··· RECORDS FOR THIS EXERCISE

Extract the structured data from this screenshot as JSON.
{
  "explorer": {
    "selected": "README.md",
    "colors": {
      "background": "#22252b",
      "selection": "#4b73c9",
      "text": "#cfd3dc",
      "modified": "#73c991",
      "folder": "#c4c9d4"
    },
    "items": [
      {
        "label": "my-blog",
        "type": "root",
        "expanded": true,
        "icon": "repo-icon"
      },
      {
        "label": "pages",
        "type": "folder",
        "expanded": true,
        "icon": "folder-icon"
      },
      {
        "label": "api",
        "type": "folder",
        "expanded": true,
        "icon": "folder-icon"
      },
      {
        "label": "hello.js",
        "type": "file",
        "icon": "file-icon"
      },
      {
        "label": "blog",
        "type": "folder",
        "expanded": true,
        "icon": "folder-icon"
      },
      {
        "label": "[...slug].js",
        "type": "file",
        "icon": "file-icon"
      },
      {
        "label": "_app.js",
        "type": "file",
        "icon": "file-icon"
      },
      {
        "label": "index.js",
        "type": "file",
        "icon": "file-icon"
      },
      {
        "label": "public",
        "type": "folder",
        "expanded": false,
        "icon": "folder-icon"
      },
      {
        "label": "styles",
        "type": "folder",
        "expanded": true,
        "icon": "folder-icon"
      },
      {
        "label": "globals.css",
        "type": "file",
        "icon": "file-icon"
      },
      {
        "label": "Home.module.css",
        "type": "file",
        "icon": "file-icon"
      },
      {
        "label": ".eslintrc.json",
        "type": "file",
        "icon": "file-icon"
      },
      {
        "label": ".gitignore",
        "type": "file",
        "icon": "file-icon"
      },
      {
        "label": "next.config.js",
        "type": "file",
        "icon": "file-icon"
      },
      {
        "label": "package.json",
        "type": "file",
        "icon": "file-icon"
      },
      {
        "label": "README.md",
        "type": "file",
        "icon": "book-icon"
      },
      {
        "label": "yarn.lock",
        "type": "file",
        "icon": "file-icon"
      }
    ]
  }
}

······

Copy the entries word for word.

● **EXERCISE OUTPUT**
Extract the structured data from this screenshot as JSON.
{
  "explorer": {
    "selected": "README.md",
    "colors": {
      "background": "#22252b",
      "selection": "#4b73c9",
      "text": "#cfd3dc",
      "modified": "#73c991",
      "folder": "#c4c9d4"
    },
    "items": [
      {
        "label": "my-blog",
        "type": "root",
        "expanded": true,
        "icon": "repo-icon"
      },
      {
        "label": "pages",
        "type": "folder",
        "expanded": true,
        "icon": "folder-icon"
      },
      {
        "label": "api",
        "type": "folder",
        "expanded": true,
        "icon": "folder-icon"
      },
      {
        "label": "hello.js",
        "type": "file",
        "icon": "file-icon"
      },
      {
        "label": "blog",
        "type": "folder",
        "expanded": true,
        "icon": "folder-icon"
      },
      {
        "label": "[...slug].js",
        "type": "file",
        "icon": "file-icon"
      },
      {
        "label": "_app.js",
        "type": "file",
        "icon": "file-icon"
      },
      {
        "label": "index.js",
        "type": "file",
        "icon": "file-icon"
      },
      {
        "label": "public",
        "type": "folder",
        "expanded": false,
        "icon": "folder-icon"
      },
      {
        "label": "styles",
        "type": "folder",
        "expanded": true,
        "icon": "folder-icon"
      },
      {
        "label": "globals.css",
        "type": "file",
        "icon": "file-icon"
      },
      {
        "label": "Home.module.css",
        "type": "file",
        "icon": "file-icon"
      },
      {
        "label": ".eslintrc.json",
        "type": "file",
        "icon": "file-icon"
      },
      {
        "label": ".gitignore",
        "type": "file",
        "icon": "file-icon"
      },
      {
        "label": "next.config.js",
        "type": "file",
        "icon": "file-icon"
      },
      {
        "label": "package.json",
        "type": "file",
        "icon": "file-icon"
      },
      {
        "label": "README.md",
        "type": "file",
        "icon": "book-icon"
      },
      {
        "label": "yarn.lock",
        "type": "file",
        "icon": "file-icon"
      }
    ]
  }
}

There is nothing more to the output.